Numbers Versus Narratives and Agendas
“Bitcoin is dead. Bitcoin can’t scale.”
The number of obituaries for economic or technical reasons has grown every year, but Bitcoin has steadied on with remarkable resilience. Of course, nobody can predict how thewill turn out, but it’s safe to say Bitcoin was the best-performing asset of the 2010s with growth levels nobody could foresee.
In 2010, Bitcoin averaged 322 transactions per day and 587 active addresses contributing to this. In 2019, the average daily transaction count was 328,360 with 716,832 addresses contributing to this throughput.
Velocity is the number of times a single bitcoin changes hands over a given time period. 18.93 million BTC were transferred over the network in 2010, implying a year-end velocity of about 3.77. In 2019, 254.75 million BTC were transferred on-chain, which implies a staggering velocity of 14.05. The growth in velocity represents an evident increase in network usage. When price appreciates more than the money supply can increase, it leads to velocity expansion.
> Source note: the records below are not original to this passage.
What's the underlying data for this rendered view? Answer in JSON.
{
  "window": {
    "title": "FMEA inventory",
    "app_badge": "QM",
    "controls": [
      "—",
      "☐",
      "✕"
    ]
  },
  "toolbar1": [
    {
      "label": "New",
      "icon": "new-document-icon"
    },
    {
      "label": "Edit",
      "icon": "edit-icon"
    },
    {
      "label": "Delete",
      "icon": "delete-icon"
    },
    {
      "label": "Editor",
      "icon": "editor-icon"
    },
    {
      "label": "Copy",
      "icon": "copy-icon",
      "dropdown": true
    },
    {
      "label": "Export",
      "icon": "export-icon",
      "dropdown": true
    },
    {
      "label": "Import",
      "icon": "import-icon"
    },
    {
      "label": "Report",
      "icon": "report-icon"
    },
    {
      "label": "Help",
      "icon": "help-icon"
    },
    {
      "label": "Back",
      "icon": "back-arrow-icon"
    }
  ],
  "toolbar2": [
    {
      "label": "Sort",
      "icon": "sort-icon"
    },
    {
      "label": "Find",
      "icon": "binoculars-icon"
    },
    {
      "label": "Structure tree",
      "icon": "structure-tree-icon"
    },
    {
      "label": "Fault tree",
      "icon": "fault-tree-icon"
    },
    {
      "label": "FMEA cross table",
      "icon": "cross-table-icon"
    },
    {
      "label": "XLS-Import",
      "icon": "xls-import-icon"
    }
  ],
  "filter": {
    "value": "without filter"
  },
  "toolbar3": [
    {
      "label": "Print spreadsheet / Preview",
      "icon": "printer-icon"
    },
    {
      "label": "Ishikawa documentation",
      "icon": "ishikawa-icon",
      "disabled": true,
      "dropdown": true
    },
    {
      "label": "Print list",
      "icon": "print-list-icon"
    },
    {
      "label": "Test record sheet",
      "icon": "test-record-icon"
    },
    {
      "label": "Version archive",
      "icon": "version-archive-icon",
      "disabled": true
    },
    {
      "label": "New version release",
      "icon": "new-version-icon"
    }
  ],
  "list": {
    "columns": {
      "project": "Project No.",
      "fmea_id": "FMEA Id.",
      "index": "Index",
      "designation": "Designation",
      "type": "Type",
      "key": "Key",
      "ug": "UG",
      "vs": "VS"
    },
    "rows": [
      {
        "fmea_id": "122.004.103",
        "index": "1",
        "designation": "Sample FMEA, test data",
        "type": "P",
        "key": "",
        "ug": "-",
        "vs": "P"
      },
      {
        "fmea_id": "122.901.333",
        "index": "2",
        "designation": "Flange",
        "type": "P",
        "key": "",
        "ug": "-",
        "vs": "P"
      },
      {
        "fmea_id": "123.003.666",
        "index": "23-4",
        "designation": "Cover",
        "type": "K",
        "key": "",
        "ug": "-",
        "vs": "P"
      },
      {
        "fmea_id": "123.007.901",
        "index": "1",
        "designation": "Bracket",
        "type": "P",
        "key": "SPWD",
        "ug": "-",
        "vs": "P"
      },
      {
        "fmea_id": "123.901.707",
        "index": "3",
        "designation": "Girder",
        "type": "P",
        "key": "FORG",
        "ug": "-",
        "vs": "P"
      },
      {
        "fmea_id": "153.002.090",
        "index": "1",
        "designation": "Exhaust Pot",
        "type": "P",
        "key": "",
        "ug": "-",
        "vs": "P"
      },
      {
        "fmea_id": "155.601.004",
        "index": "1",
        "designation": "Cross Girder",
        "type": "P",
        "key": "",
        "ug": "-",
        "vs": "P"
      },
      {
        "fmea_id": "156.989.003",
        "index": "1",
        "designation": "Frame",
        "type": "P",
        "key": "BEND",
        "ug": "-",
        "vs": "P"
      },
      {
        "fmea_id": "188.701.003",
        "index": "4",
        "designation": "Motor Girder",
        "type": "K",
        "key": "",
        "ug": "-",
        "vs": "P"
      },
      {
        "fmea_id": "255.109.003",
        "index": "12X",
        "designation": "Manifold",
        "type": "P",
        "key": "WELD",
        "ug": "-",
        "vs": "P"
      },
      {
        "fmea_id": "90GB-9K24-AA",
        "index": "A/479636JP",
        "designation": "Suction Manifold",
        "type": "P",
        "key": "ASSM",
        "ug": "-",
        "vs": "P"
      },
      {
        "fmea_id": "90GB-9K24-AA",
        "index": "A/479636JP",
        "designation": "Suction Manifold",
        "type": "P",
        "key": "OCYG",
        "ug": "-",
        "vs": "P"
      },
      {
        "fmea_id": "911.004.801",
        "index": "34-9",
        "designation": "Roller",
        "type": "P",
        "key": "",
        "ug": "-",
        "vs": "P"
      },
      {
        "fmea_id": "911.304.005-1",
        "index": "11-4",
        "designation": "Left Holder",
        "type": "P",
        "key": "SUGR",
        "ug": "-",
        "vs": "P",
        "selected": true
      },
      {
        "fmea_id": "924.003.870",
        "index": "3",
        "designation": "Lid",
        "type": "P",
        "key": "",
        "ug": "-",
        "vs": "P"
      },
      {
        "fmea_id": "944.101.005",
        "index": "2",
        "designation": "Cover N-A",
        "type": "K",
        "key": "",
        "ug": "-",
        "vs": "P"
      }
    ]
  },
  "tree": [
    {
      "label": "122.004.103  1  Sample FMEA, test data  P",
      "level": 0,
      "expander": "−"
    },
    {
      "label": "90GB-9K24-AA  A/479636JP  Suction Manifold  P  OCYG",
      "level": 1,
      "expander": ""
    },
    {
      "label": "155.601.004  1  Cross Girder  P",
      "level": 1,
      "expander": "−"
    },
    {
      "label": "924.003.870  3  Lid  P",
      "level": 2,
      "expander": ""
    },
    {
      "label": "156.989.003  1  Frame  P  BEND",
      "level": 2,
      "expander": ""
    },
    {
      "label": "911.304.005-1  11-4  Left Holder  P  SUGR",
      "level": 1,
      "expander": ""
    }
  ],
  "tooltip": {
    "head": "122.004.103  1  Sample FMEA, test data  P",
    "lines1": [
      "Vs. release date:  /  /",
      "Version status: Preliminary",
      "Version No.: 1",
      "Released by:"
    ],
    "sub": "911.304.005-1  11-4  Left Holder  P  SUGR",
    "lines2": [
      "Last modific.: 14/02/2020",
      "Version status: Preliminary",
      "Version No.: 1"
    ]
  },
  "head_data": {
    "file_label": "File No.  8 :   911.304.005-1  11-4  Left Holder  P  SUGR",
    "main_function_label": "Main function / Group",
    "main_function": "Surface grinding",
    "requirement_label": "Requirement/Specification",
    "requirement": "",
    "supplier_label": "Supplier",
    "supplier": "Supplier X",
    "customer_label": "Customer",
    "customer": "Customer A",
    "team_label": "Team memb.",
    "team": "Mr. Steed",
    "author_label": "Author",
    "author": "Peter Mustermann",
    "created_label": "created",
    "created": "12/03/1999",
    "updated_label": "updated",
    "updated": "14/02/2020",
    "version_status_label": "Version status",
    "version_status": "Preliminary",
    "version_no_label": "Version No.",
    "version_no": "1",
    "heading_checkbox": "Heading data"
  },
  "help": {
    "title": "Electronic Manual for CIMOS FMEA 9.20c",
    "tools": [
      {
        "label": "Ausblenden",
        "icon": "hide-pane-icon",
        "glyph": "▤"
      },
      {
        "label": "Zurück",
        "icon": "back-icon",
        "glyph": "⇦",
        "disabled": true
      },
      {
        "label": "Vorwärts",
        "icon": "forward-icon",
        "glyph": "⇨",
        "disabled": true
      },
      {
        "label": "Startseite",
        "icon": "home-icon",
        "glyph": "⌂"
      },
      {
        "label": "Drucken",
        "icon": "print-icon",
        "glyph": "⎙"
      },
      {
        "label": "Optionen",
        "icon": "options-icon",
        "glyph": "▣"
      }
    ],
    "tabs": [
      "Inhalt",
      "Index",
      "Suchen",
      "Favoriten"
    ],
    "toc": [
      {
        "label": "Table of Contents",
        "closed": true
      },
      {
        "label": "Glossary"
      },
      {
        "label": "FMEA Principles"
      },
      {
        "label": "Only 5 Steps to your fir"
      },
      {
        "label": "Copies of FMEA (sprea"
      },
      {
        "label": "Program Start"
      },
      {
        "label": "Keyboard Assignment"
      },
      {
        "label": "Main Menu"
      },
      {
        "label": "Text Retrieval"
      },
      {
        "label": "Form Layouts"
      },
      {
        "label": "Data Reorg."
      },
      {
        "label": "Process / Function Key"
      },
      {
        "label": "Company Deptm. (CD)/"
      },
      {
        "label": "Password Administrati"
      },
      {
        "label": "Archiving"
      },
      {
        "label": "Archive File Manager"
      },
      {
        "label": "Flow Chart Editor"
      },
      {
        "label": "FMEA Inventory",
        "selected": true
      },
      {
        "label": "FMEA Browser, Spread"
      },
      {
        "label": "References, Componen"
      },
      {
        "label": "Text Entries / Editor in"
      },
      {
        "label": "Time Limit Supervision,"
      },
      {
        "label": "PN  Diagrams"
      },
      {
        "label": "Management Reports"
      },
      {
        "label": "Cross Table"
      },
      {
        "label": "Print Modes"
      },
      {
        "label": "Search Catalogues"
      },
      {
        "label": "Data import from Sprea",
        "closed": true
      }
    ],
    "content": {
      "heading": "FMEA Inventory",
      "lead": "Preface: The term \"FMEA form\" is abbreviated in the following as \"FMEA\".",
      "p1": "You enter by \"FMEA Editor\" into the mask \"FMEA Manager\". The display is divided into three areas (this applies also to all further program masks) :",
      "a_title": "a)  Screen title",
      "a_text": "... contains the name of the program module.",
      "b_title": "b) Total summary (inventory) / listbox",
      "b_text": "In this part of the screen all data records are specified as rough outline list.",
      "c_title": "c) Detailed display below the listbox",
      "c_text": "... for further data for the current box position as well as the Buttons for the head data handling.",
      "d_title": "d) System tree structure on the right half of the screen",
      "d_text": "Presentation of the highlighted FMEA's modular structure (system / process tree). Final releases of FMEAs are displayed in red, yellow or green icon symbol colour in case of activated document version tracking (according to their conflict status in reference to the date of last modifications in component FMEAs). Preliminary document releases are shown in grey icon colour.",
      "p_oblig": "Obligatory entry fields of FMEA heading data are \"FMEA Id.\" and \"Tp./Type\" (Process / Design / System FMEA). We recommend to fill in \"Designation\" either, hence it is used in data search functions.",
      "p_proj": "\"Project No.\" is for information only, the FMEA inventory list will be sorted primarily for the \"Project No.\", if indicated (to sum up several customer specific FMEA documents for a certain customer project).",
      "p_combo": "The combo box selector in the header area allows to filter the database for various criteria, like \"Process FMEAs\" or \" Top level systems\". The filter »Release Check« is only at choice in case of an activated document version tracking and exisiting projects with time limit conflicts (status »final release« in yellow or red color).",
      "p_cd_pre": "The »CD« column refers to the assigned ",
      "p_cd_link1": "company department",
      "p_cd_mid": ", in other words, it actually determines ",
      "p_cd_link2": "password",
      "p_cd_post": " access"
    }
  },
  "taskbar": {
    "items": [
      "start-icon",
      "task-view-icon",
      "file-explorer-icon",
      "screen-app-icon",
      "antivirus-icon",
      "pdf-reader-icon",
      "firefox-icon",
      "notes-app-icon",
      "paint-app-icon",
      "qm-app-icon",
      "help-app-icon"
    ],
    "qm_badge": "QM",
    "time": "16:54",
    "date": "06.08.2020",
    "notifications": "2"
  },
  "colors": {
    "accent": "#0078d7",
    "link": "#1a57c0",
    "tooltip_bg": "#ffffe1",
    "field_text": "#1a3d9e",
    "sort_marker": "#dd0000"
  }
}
From Bitcoin’s first transaction till Dec 27, 2019, nearly $7.6 trillion worth of transfers have happened over the network. This number doesn’t account for multiple transactions moving the same funds from one wallet to another, so it is skewed to the higher side.
Big Blocks and Fees
Bitcoin Cash was born out of community infighting regarding the optimal size of each block. Since Bitcoin Cash forked from Bitcoin, it has raised its block size to 32 MB, and its offspring, , currently possesses the ability to process 128 MB blocks.
High fees were the main reason for the initial Bitcoin Cash fork, but it seems like using USD as the basis for fees created a mental illusion of sorts. In 2010, the average fee per transaction was 0.00224 BTC; in 2019 this number had fallen to 0.00016 BTC. Even at the height of the bubble, the calendar year 2017, the average transaction fee was 0.00536 BTC.
At the same time, miners went from earning an average of just 0.12 BTC per day in transaction fees in 2010 to earning an average of 54.65 BTC per day. The Bitcoin fee market might make it non-optimal for smaller transactions, but it prioritizes miner incentives which is key to Bitcoin’s economic security and keeping it’s censorship-resistant USP intact.
A Bitcoin economy will be denominated in BTC – not USD. Problems like this are likely to occur as long as the psychological peg to the dollar exists. And maybe Bitcoin price will berzerk, making it permanently unviable for smaller transactions, but this is precisely the reason scaling solutions like Lightning are being built.